had carditis, it is traditional to continue to bed-rest for 2-6 weeks after
ESR and temperature have returned to normal.
in large regular doses is effective in providing symptomatic relief of
arthritis, other NSAIDs such as naproxen or ibuprofen may also be used.
should be continued until the ESR has fallen, and then gradually
(prednisolone or prednisone) produce more rapid symptomatic relief than
aspirin, and are preferable in cases with severe arthritis or carditis.
However there is no evidence that the long-term effects are superior.
are administered to eradicate a streptococcal infection.

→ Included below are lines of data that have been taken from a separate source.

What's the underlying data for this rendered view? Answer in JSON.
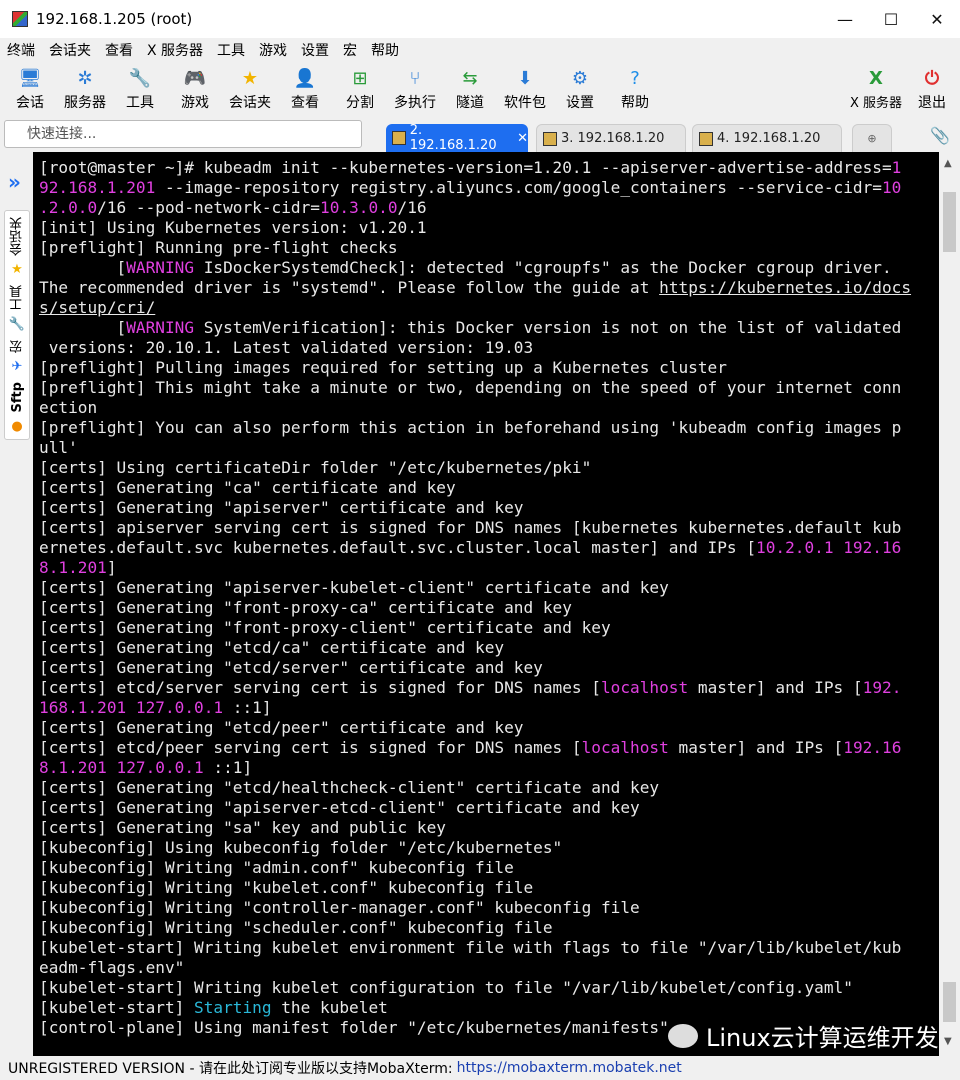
{
  "window": {
    "title": "192.168.1.205 (root)",
    "minimize_glyph": "—",
    "maximize_glyph": "☐",
    "close_glyph": "✕"
  },
  "menu": [
    "终端",
    "会话夹",
    "查看",
    "X 服务器",
    "工具",
    "游戏",
    "设置",
    "宏",
    "帮助"
  ],
  "toolbar": {
    "items": [
      {
        "label": "会话",
        "icon": "session-icon",
        "glyph": "🖥",
        "color": "#2a7bd6"
      },
      {
        "label": "服务器",
        "icon": "servers-icon",
        "glyph": "✲",
        "color": "#2a7bd6"
      },
      {
        "label": "工具",
        "icon": "tools-icon",
        "glyph": "🔧",
        "color": "#d33"
      },
      {
        "label": "游戏",
        "icon": "games-icon",
        "glyph": "🎮",
        "color": "#555"
      },
      {
        "label": "会话夹",
        "icon": "star-icon",
        "glyph": "★",
        "color": "#f2b400"
      },
      {
        "label": "查看",
        "icon": "view-icon",
        "glyph": "👤",
        "color": "#2a7bd6"
      },
      {
        "label": "分割",
        "icon": "split-icon",
        "glyph": "⊞",
        "color": "#2a9b3a"
      },
      {
        "label": "多执行",
        "icon": "multiexec-icon",
        "glyph": "⑂",
        "color": "#2a7bd6"
      },
      {
        "label": "隧道",
        "icon": "tunnel-icon",
        "glyph": "⇆",
        "color": "#2a9b3a"
      },
      {
        "label": "软件包",
        "icon": "package-icon",
        "glyph": "⬇",
        "color": "#2a7bd6"
      },
      {
        "label": "设置",
        "icon": "settings-icon",
        "glyph": "⚙",
        "color": "#2a7bd6"
      },
      {
        "label": "帮助",
        "icon": "help-icon",
        "glyph": "?",
        "color": "#1e8ee8"
      }
    ],
    "xserver": {
      "label": "X 服务器",
      "glyph": "X",
      "color": "#2a9b3a"
    },
    "exit": {
      "label": "退出",
      "glyph": "⏻",
      "color": "#e03030"
    }
  },
  "quick_connect": {
    "placeholder": "快速连接..."
  },
  "tabs": [
    {
      "label": "2. 192.168.1.20",
      "active": true
    },
    {
      "label": "3. 192.168.1.20",
      "active": false
    },
    {
      "label": "4. 192.168.1.20",
      "active": false
    }
  ],
  "tab_close_glyph": "✕",
  "sidebar": {
    "expand_glyph": "»",
    "sessions_label": "会话夹",
    "tools_label": "工具",
    "macros_label": "宏",
    "sftp_label": "Sftp"
  },
  "terminal": {
    "lines": [
      [
        {
          "t": "[root@master ~]# kubeadm init --kubernetes-version=1.20.1 --apiserver-advertise-address="
        },
        {
          "t": "1",
          "c": "mag"
        }
      ],
      [
        {
          "t": "92.168.1.201",
          "c": "mag"
        },
        {
          "t": " --image-repository registry.aliyuncs.com/google_containers --service-cidr="
        },
        {
          "t": "10",
          "c": "mag"
        }
      ],
      [
        {
          "t": ".2.0.0",
          "c": "mag"
        },
        {
          "t": "/16 --pod-network-cidr="
        },
        {
          "t": "10.3.0.0",
          "c": "mag"
        },
        {
          "t": "/16"
        }
      ],
      [
        {
          "t": "[init] Using Kubernetes version: v1.20.1"
        }
      ],
      [
        {
          "t": "[preflight] Running pre-flight checks"
        }
      ],
      [
        {
          "t": "        ["
        },
        {
          "t": "WARNING",
          "c": "mag"
        },
        {
          "t": " IsDockerSystemdCheck]: detected \"cgroupfs\" as the Docker cgroup driver."
        }
      ],
      [
        {
          "t": "The recommended driver is \"systemd\". Please follow the guide at "
        },
        {
          "t": "https://kubernetes.io/docs",
          "c": "url"
        }
      ],
      [
        {
          "t": "s/setup/cri/",
          "c": "url"
        }
      ],
      [
        {
          "t": "        ["
        },
        {
          "t": "WARNING",
          "c": "mag"
        },
        {
          "t": " SystemVerification]: this Docker version is not on the list of validated"
        }
      ],
      [
        {
          "t": " versions: 20.10.1. Latest validated version: 19.03"
        }
      ],
      [
        {
          "t": "[preflight] Pulling images required for setting up a Kubernetes cluster"
        }
      ],
      [
        {
          "t": "[preflight] This might take a minute or two, depending on the speed of your internet conn"
        }
      ],
      [
        {
          "t": "ection"
        }
      ],
      [
        {
          "t": "[preflight] You can also perform this action in beforehand using 'kubeadm config images p"
        }
      ],
      [
        {
          "t": "ull'"
        }
      ],
      [
        {
          "t": "[certs] Using certificateDir folder \"/etc/kubernetes/pki\""
        }
      ],
      [
        {
          "t": "[certs] Generating \"ca\" certificate and key"
        }
      ],
      [
        {
          "t": "[certs] Generating \"apiserver\" certificate and key"
        }
      ],
      [
        {
          "t": "[certs] apiserver serving cert is signed for DNS names [kubernetes kubernetes.default kub"
        }
      ],
      [
        {
          "t": "ernetes.default.svc kubernetes.default.svc.cluster.local master] and IPs ["
        },
        {
          "t": "10.2.0.1 192.16",
          "c": "mag"
        }
      ],
      [
        {
          "t": "8.1.201",
          "c": "mag"
        },
        {
          "t": "]"
        }
      ],
      [
        {
          "t": "[certs] Generating \"apiserver-kubelet-client\" certificate and key"
        }
      ],
      [
        {
          "t": "[certs] Generating \"front-proxy-ca\" certificate and key"
        }
      ],
      [
        {
          "t": "[certs] Generating \"front-proxy-client\" certificate and key"
        }
      ],
      [
        {
          "t": "[certs] Generating \"etcd/ca\" certificate and key"
        }
      ],
      [
        {
          "t": "[certs] Generating \"etcd/server\" certificate and key"
        }
      ],
      [
        {
          "t": "[certs] etcd/server serving cert is signed for DNS names ["
        },
        {
          "t": "localhost",
          "c": "mag"
        },
        {
          "t": " master] and IPs ["
        },
        {
          "t": "192.",
          "c": "mag"
        }
      ],
      [
        {
          "t": "168.1.201 127.0.0.1",
          "c": "mag"
        },
        {
          "t": " ::1]"
        }
      ],
      [
        {
          "t": "[certs] Generating \"etcd/peer\" certificate and key"
        }
      ],
      [
        {
          "t": "[certs] etcd/peer serving cert is signed for DNS names ["
        },
        {
          "t": "localhost",
          "c": "mag"
        },
        {
          "t": " master] and IPs ["
        },
        {
          "t": "192.16",
          "c": "mag"
        }
      ],
      [
        {
          "t": "8.1.201 127.0.0.1",
          "c": "mag"
        },
        {
          "t": " ::1]"
        }
      ],
      [
        {
          "t": "[certs] Generating \"etcd/healthcheck-client\" certificate and key"
        }
      ],
      [
        {
          "t": "[certs] Generating \"apiserver-etcd-client\" certificate and key"
        }
      ],
      [
        {
          "t": "[certs] Generating \"sa\" key and public key"
        }
      ],
      [
        {
          "t": "[kubeconfig] Using kubeconfig folder \"/etc/kubernetes\""
        }
      ],
      [
        {
          "t": "[kubeconfig] Writing \"admin.conf\" kubeconfig file"
        }
      ],
      [
        {
          "t": "[kubeconfig] Writing \"kubelet.conf\" kubeconfig file"
        }
      ],
      [
        {
          "t": "[kubeconfig] Writing \"controller-manager.conf\" kubeconfig file"
        }
      ],
      [
        {
          "t": "[kubeconfig] Writing \"scheduler.conf\" kubeconfig file"
        }
      ],
      [
        {
          "t": "[kubelet-start] Writing kubelet environment file with flags to file \"/var/lib/kubelet/kub"
        }
      ],
      [
        {
          "t": "eadm-flags.env\""
        }
      ],
      [
        {
          "t": "[kubelet-start] Writing kubelet configuration to file \"/var/lib/kubelet/config.yaml\""
        }
      ],
      [
        {
          "t": "[kubelet-start] "
        },
        {
          "t": "Starting",
          "c": "cyan"
        },
        {
          "t": " the kubelet"
        }
      ],
      [
        {
          "t": "[control-plane] Using manifest folder \"/etc/kubernetes/manifests\""
        }
      ]
    ]
  },
  "watermark": "Linux云计算运维开发",
  "status": {
    "text": "UNREGISTERED VERSION  -  请在此处订阅专业版以支持MobaXterm:",
    "link": "https://mobaxterm.mobatek.net"
  }
}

prophylaxis is introduced by
giving monthly injections of penicillin for the first year, and after that
with oral penicillins until the patient reaches the age of 20 (many authors
recommend only few years of prophylaxis).
failure should be treated as required; valve replacement may be necessary for
severe acute mitral or aortic incompetence.
rheumatic heart disease (usually mitral stenosis) can develop as a consequence of severe acute
rheumatic fever, especially if it recurs later due to ineffective prevention.
Treatment of chorea consists of low doses of benzodiazepines or antipsychotic drugs, but only if there is significant movement disorder.
Prognosis < BACK TO TOP >
Nutrition < BACK TO TOP >
Nutrition that alleviate or prevent Rheumatic fever :-
Herbs < BACK TO TOP >
Herbs that alleviate or prevent Rheumatic fever :-
(source : -)
7 April 2010
10 December 2004 - International Human Rights Day
World No-Tobacco Day
World Health Day
speaker Mr NgThian Watt the Principal Trainer from
Napoleon Hill Associates MalaysiaDetails